(Data extracted from a collection)
============================================================

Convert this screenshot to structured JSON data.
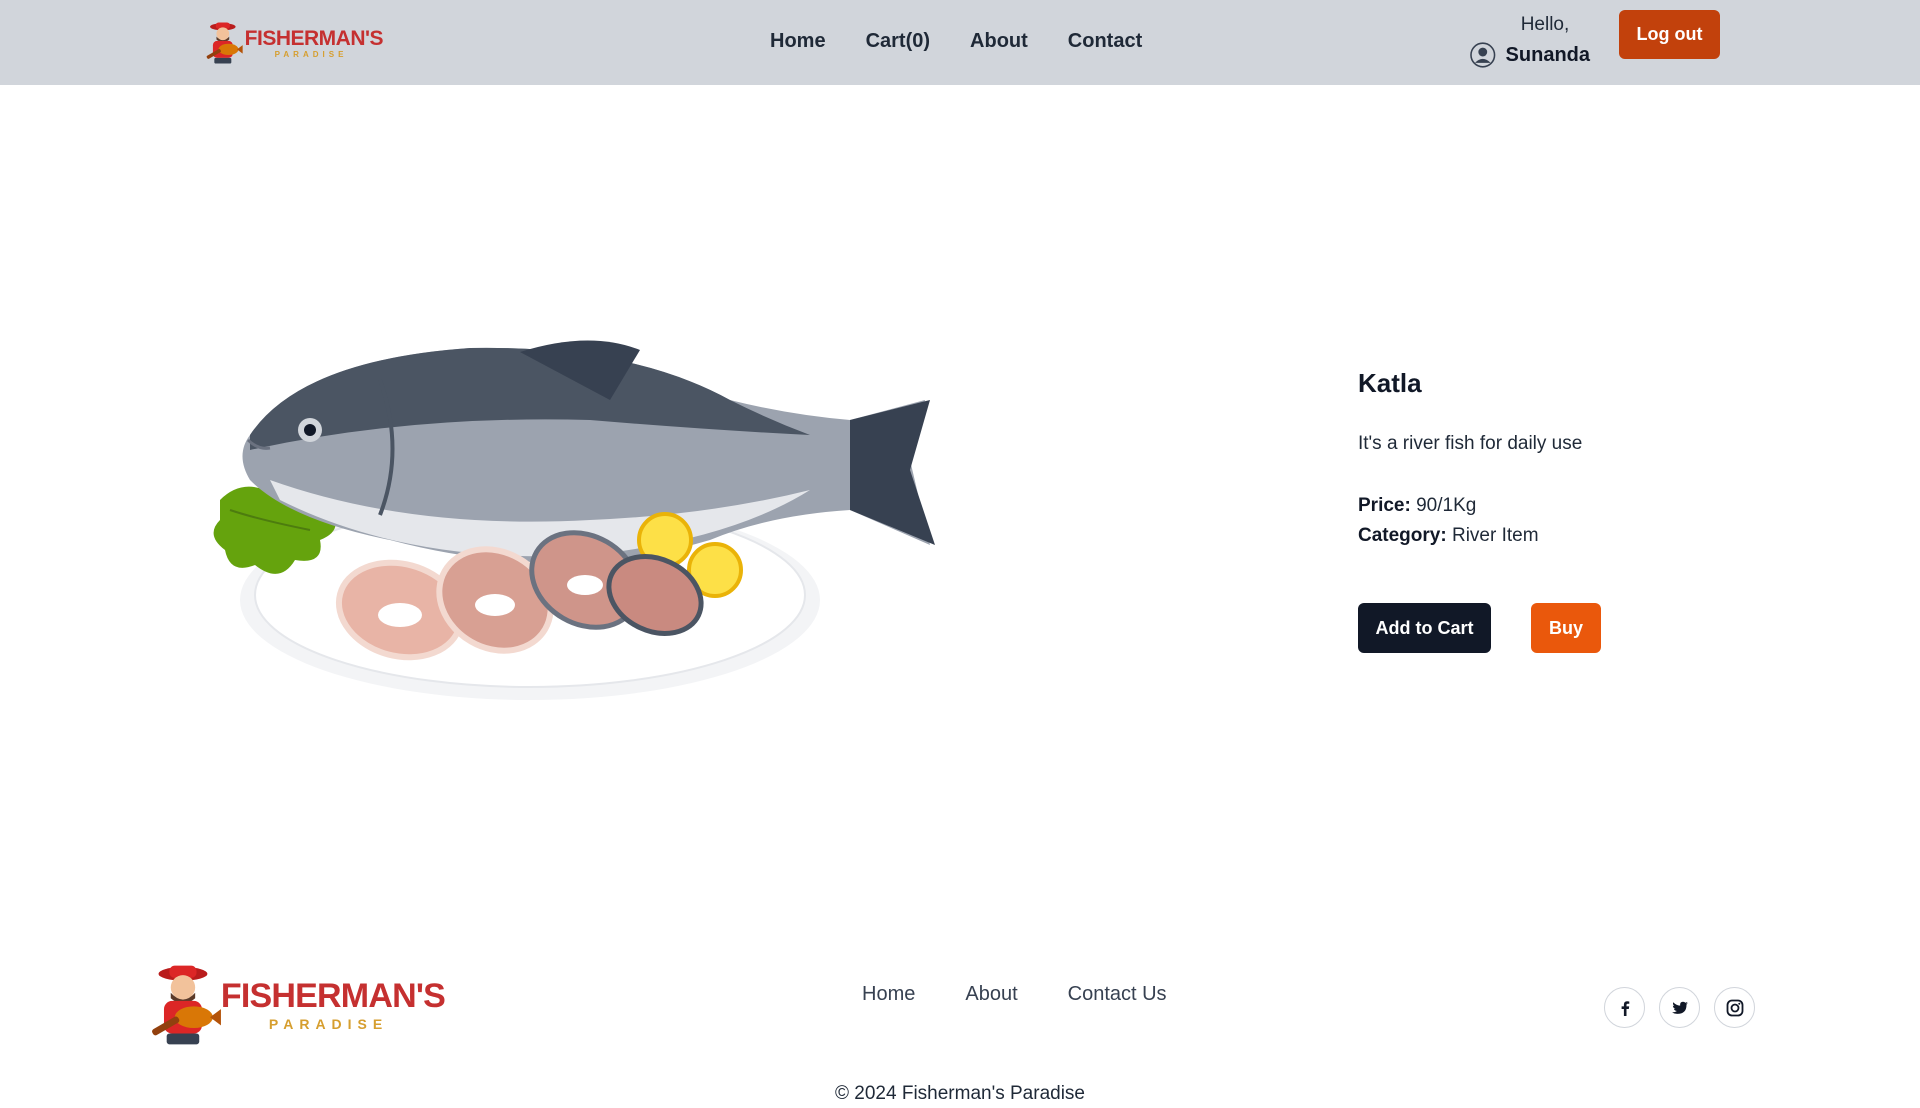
{
  "brand": {
    "logo_title": "FISHERMAN'S",
    "logo_sub": "PARADISE"
  },
  "header": {
    "nav": {
      "home": "Home",
      "cart": "Cart(0)",
      "about": "About",
      "contact": "Contact"
    },
    "greeting": "Hello,",
    "username": "Sunanda",
    "logout_label": "Log out"
  },
  "product": {
    "name": "Katla",
    "description": "It's a river fish for daily use",
    "price_label": "Price:",
    "price_value": "90/1Kg",
    "category_label": "Category:",
    "category_value": "River Item",
    "add_to_cart_label": "Add to Cart",
    "buy_label": "Buy"
  },
  "footer": {
    "nav": {
      "home": "Home",
      "about": "About",
      "contact": "Contact Us"
    },
    "socials": [
      "facebook-icon",
      "twitter-icon",
      "instagram-icon"
    ],
    "copyright": "© 2024 Fisherman's Paradise"
  },
  "colors": {
    "header_bg": "#d1d5db",
    "logout_bg": "#c2410c",
    "cart_btn_bg": "#111827",
    "buy_btn_bg": "#ea580c",
    "brand_red": "#c53030",
    "brand_gold": "#d69e2e"
  }
}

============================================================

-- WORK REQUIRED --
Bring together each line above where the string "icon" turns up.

-- RESPONSE AREA --
      "facebook-icon",
      "twitter-icon",
      "instagram-icon"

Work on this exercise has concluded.